25 abril 2007

Microsoft está muerto

A few days ago I suddenly realized Microsoft was dead. I was talking to a young startup founder about how Google was different from Yahoo. I said that Yahoo had been warped from the start by their fear of Microsoft. That was why they'd positioned themselves as a "media company" instead of a technology company. Then I looked at his face and realized he didn't understand. Microsoft? He didn't say anything, but I could tell he didn't quite believe anyone would be frightened of them.

No one is even afraid of Microsoft anymore. They still make a lot of money—so does IBM, for that matter. But they're not dangerous.

When did Microsoft die, and of what? I know they seemed dangerous as late as 2001, because I wrote an essay then about how they were less dangerous than they seemed. I'd guess they were dead by 2005. I know when we started Y Combinator we didn't worry about Microsoft as competition for the startups we funded. In fact, we've never even invited them to the demo days we organize for startups to present to investors. We invite Yahoo and Google and some other Internet companies, but we've never bothered to invite Microsoft. Nor has anyone there ever even sent us an email. They're in a different world.

What killed them? Four things, I think, all of them occurring simultaneously in the mid 2000s.
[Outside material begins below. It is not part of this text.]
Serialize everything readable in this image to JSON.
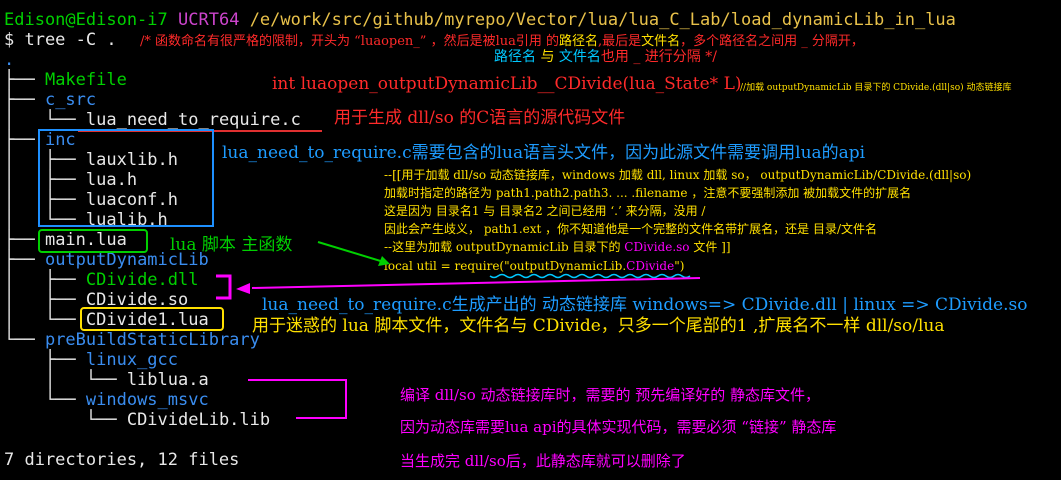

The most obvious is Google. There can only be one big man in town, and they're clearly it. Google is the most dangerous company now by far, in both the good and bad senses of the word. Microsoft can at best limp along afterward. I'd say they took the lead in 2005. Gmail was one of the things that put them over the edge. Gmail showed they could do more than search.

Gmail also showed how much you could do with web-based software, if you took advantage of what later came to be called "Ajax." And that was the second cause of Microsoft's death: everyone can see the desktop is over.

Ironically, Microsoft unintentionally helped create Ajax. The x in Ajax is from the XMLHttpRequest object, which lets the browser communicate with the server in the background while displaying a page. (Originally the only way to communicate with the server was to ask for a new page.) XMLHttpRequest was created by Microsoft in the late 90s because they needed it for Outlook. What they didn't realize was that it would be useful to a lot of other people too—in fact, to anyone who wanted to make web apps work like desktop ones.

The other critical component of Ajax is Javascript, the programming language that runs in the browser. Microsoft saw the danger of Javascript and tried to keep it broken for as long as they could. [1] But eventually the open source world won, by producing Javascript libraries that grew over the brokenness of Explorer the way a tree grows over barbed wire.

The third cause of Microsoft's death was broadband Internet. Anyone who cares can have fast Internet access now. And the bigger the pipe to the server, the less you need the desktop.

The last nail in the coffin came, of all places, from Apple. Thanks to OS X, Apple has come back from the dead in a way that is extremely rare in technology. [2] Their victory is so complete that I'm now surprised when I come across a computer running Windows. All the computer people use Macs or Linux now. Windows is for grandmas, like Macs used to be in the 90s.

And of course Apple has Microsoft on the run in music too, with TV and phones on the way.

I'm glad Microsoft is dead. They were like Nero or Commodus—evil in the way only inherited power can make you. Because remember, the Microsoft monopoly didn't begin with Microsoft. They got it from IBM. The software business was overhung by a monopoly from about the mid-1950s to about 2005. For practically its whole existence, that is. One of the reasons "Web 2.0" has such an air of euphoria about it is the feeling, conscious or not, that this era of monopoly may finally be over.